Such aid might reinvigorate nationalist fervor among Syria’s own Kurds, though Assad could condition any aid to the PKK on non-involvement in Syria. That policy mirrors Iran’s relations with the Kurds: the ayatollahs help Kurdish separatists in Iraq, but suppress Iranian Kurds across the border.

Kurdish separatism may prove the most potent force in the Middle East: Kurdish areas span several states, Kurds are by far more advanced than Arabs, they possess oil and align with the West, they are numerous and militant, and they remain at odds with the Arabs.

Kurds protesting

War of words over Syria

The US and Turkey warned Syria that the Turkish army would invade Syria’s border regions to provide safe haven for refugees from the towns attacked by Assad. Those threats have gone on for two months already.

Iran, for its part, warned Turkey that it would attack Turkish and even American military bases in response to such an invasion. Which is nonsense, as an Iranian attack on a NATO member would automatically bring a US reprisal against Tehran. Assad, too, threatened retaliation, but he would not have the guts to launch SCUDs against Turkey, just as he did not counterattack Israel after we bombed his nuclear reactor.
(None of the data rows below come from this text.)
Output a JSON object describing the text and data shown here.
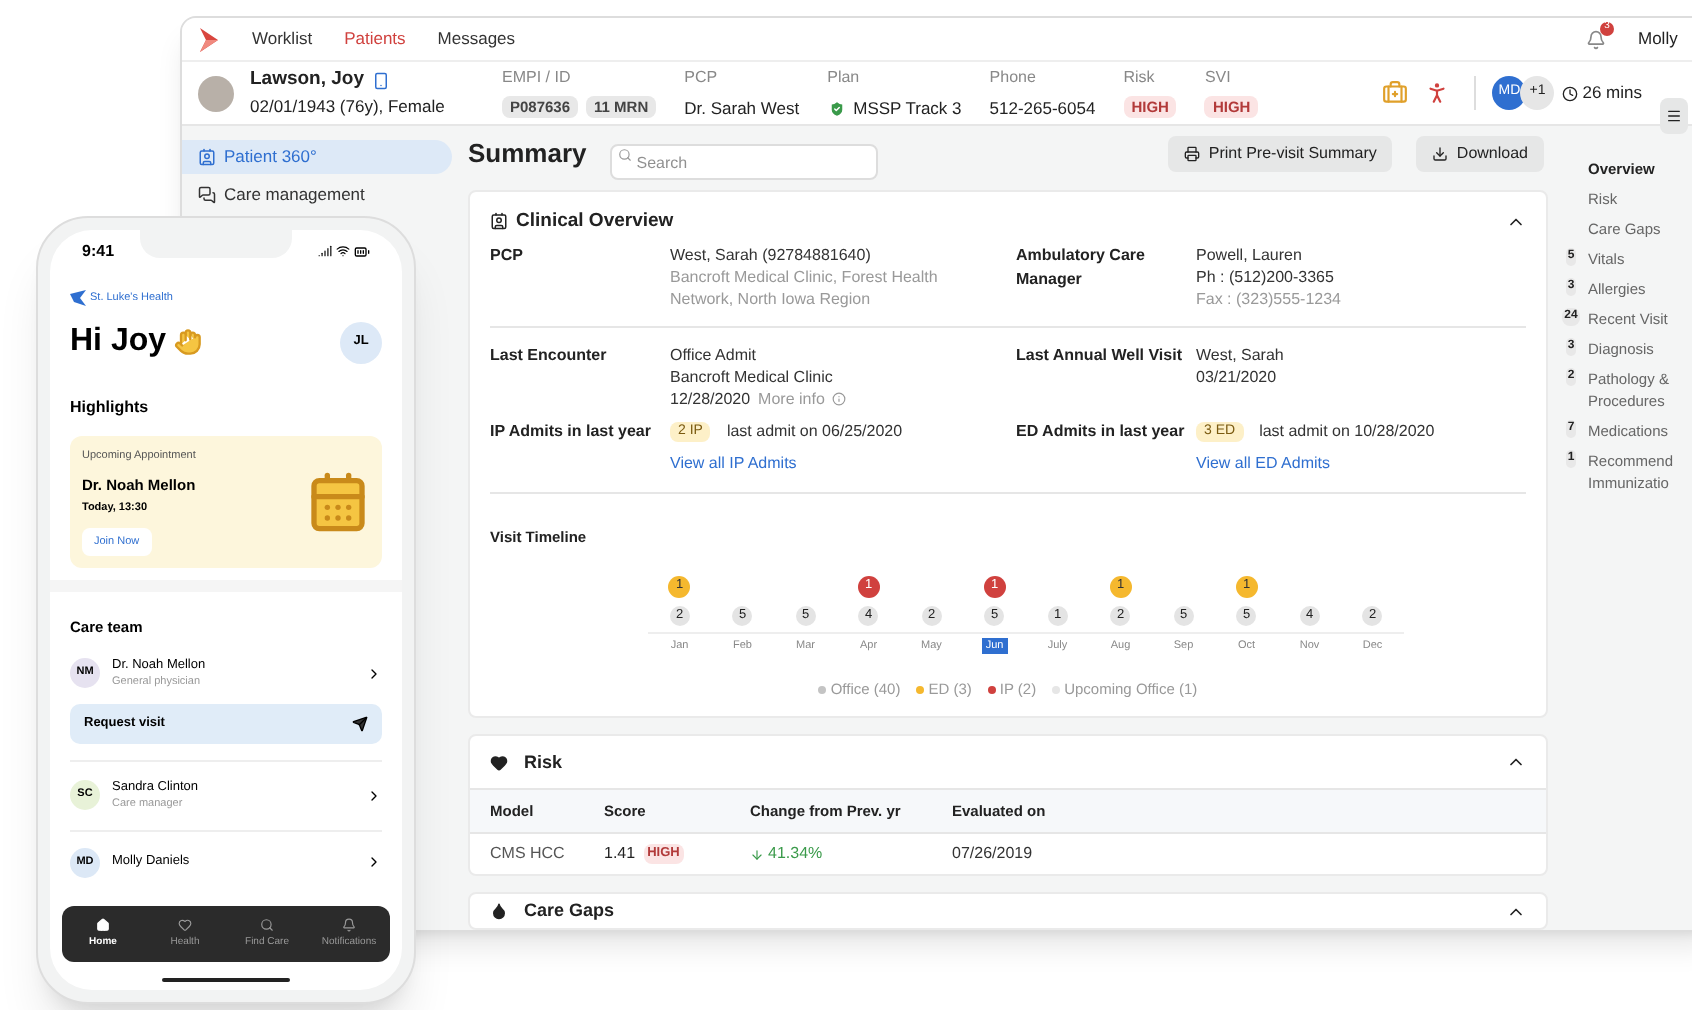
{
  "app": {
    "nav": [
      {
        "label": "Worklist",
        "selected": false
      },
      {
        "label": "Patients",
        "selected": true
      },
      {
        "label": "Messages",
        "selected": false
      }
    ],
    "notification_count": "3",
    "user": "Molly"
  },
  "patient": {
    "name": "Lawson, Joy",
    "details": "02/01/1943 (76y), Female",
    "fields": [
      {
        "label": "EMPI / ID",
        "kind": "ids",
        "values": [
          "P087636",
          "11 MRN"
        ]
      },
      {
        "label": "PCP",
        "kind": "text",
        "value": "Dr. Sarah West"
      },
      {
        "label": "Plan",
        "kind": "verified",
        "value": "MSSP Track 3"
      },
      {
        "label": "Phone",
        "kind": "text",
        "value": "512-265-6054"
      },
      {
        "label": "Risk",
        "kind": "flag",
        "value": "HIGH"
      },
      {
        "label": "SVI",
        "kind": "flag",
        "value": "HIGH"
      }
    ],
    "team_initials": "MD",
    "team_more": "+1",
    "timer": "26 mins"
  },
  "sidebar": [
    {
      "label": "Patient 360°",
      "selected": true
    },
    {
      "label": "Care management",
      "selected": false
    }
  ],
  "summary": {
    "title": "Summary",
    "search_placeholder": "Search",
    "print": "Print Pre-visit Summary",
    "download": "Download"
  },
  "clinical_overview": {
    "title": "Clinical Overview",
    "expanded": true,
    "contacts": [
      {
        "label": "PCP",
        "lines": [
          {
            "text": "West, Sarah (92784881640)",
            "muted": false
          },
          {
            "text": "Bancroft Medical Clinic, Forest Health Network, North Iowa Region",
            "muted": true
          }
        ]
      },
      {
        "label": "Ambulatory Care Manager",
        "lines": [
          {
            "text": "Powell, Lauren",
            "muted": false
          },
          {
            "text": "Ph : (512)200-3365",
            "muted": false
          },
          {
            "text": "Fax : (323)555-1234",
            "muted": true
          }
        ]
      }
    ],
    "last_encounter": {
      "label": "Last Encounter",
      "lines": [
        "Office Admit",
        "Bancroft Medical Clinic"
      ],
      "date": "12/28/2020",
      "more": "More info"
    },
    "last_well_visit": {
      "label": "Last Annual Well Visit",
      "lines": [
        "West, Sarah",
        "03/21/2020"
      ]
    },
    "admits": [
      {
        "label": "IP Admits in last year",
        "badge": "2 IP",
        "note": "last admit on 06/25/2020",
        "link": "View all IP Admits"
      },
      {
        "label": "ED Admits in last year",
        "badge": "3 ED",
        "note": "last admit on 10/28/2020",
        "link": "View all ED Admits"
      }
    ],
    "timeline": {
      "title": "Visit Timeline",
      "months": [
        {
          "label": "Jan",
          "office": "2",
          "event": {
            "kind": "ed",
            "count": "1"
          },
          "selected": false
        },
        {
          "label": "Feb",
          "office": "5",
          "selected": false
        },
        {
          "label": "Mar",
          "office": "5",
          "selected": false
        },
        {
          "label": "Apr",
          "office": "4",
          "event": {
            "kind": "ip",
            "count": "1"
          },
          "selected": false
        },
        {
          "label": "May",
          "office": "2",
          "selected": false
        },
        {
          "label": "Jun",
          "office": "5",
          "event": {
            "kind": "ip",
            "count": "1"
          },
          "selected": true
        },
        {
          "label": "July",
          "office": "1",
          "selected": false
        },
        {
          "label": "Aug",
          "office": "2",
          "event": {
            "kind": "ed",
            "count": "1"
          },
          "selected": false
        },
        {
          "label": "Sep",
          "office": "5",
          "selected": false
        },
        {
          "label": "Oct",
          "office": "5",
          "event": {
            "kind": "ed",
            "count": "1"
          },
          "selected": false
        },
        {
          "label": "Nov",
          "office": "4",
          "selected": false
        },
        {
          "label": "Dec",
          "office": "2",
          "selected": false
        }
      ],
      "legend": [
        {
          "label": "Office (40)",
          "color": "#c4c4c4"
        },
        {
          "label": "ED (3)",
          "color": "#f5b82e"
        },
        {
          "label": "IP (2)",
          "color": "#d0413e"
        },
        {
          "label": "Upcoming Office (1)",
          "color": "#e6e6e6"
        }
      ]
    }
  },
  "risk": {
    "title": "Risk",
    "expanded": true,
    "columns": [
      "Model",
      "Score",
      "Change from Prev. yr",
      "Evaluated on"
    ],
    "rows": [
      {
        "model": "CMS HCC",
        "score": "1.41",
        "flag": "HIGH",
        "change": "41.34%",
        "decreased": true,
        "evaluated": "07/26/2019"
      }
    ]
  },
  "care_gaps": {
    "title": "Care Gaps",
    "expanded": true
  },
  "section_nav": [
    {
      "label": "Overview",
      "selected": true
    },
    {
      "label": "Risk",
      "selected": false
    },
    {
      "label": "Care Gaps",
      "selected": false
    },
    {
      "count": "5",
      "label": "Vitals",
      "selected": false
    },
    {
      "count": "3",
      "label": "Allergies",
      "selected": false
    },
    {
      "count": "24",
      "label": "Recent Visit",
      "selected": false
    },
    {
      "count": "3",
      "label": "Diagnosis",
      "selected": false
    },
    {
      "count": "2",
      "label": "Pathology & Procedures",
      "selected": false
    },
    {
      "count": "7",
      "label": "Medications",
      "selected": false
    },
    {
      "count": "1",
      "label": "Recommend Immunizatio",
      "selected": false
    }
  ],
  "phone": {
    "time": "9:41",
    "brand": "St. Luke's Health",
    "greeting": "Hi Joy",
    "initials": "JL",
    "highlights_title": "Highlights",
    "appointment": {
      "label": "Upcoming Appointment",
      "doctor": "Dr. Noah Mellon",
      "time": "Today, 13:30",
      "action": "Join Now"
    },
    "care_team_title": "Care team",
    "care_team": [
      {
        "initials": "NM",
        "name": "Dr. Noah Mellon",
        "role": "General physician",
        "color": "#e6e2f0",
        "action": "Request visit"
      },
      {
        "initials": "SC",
        "name": "Sandra Clinton",
        "role": "Care manager",
        "color": "#e8f2d8"
      },
      {
        "initials": "MD",
        "name": "Molly Daniels",
        "color": "#dce8f6"
      }
    ],
    "tabs": [
      {
        "label": "Home",
        "selected": true
      },
      {
        "label": "Health",
        "selected": false
      },
      {
        "label": "Find Care",
        "selected": false
      },
      {
        "label": "Notifications",
        "selected": false
      }
    ]
  }
}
It is not easy to understand why the West should be concerned about Assad’s suppression of Hama, a well-armed hotbed of the Muslim Brotherhood, or the Euphrates Valley towns whose tribes align as easily with Al Qaeda as with the White House, depending on who is paying the bribes.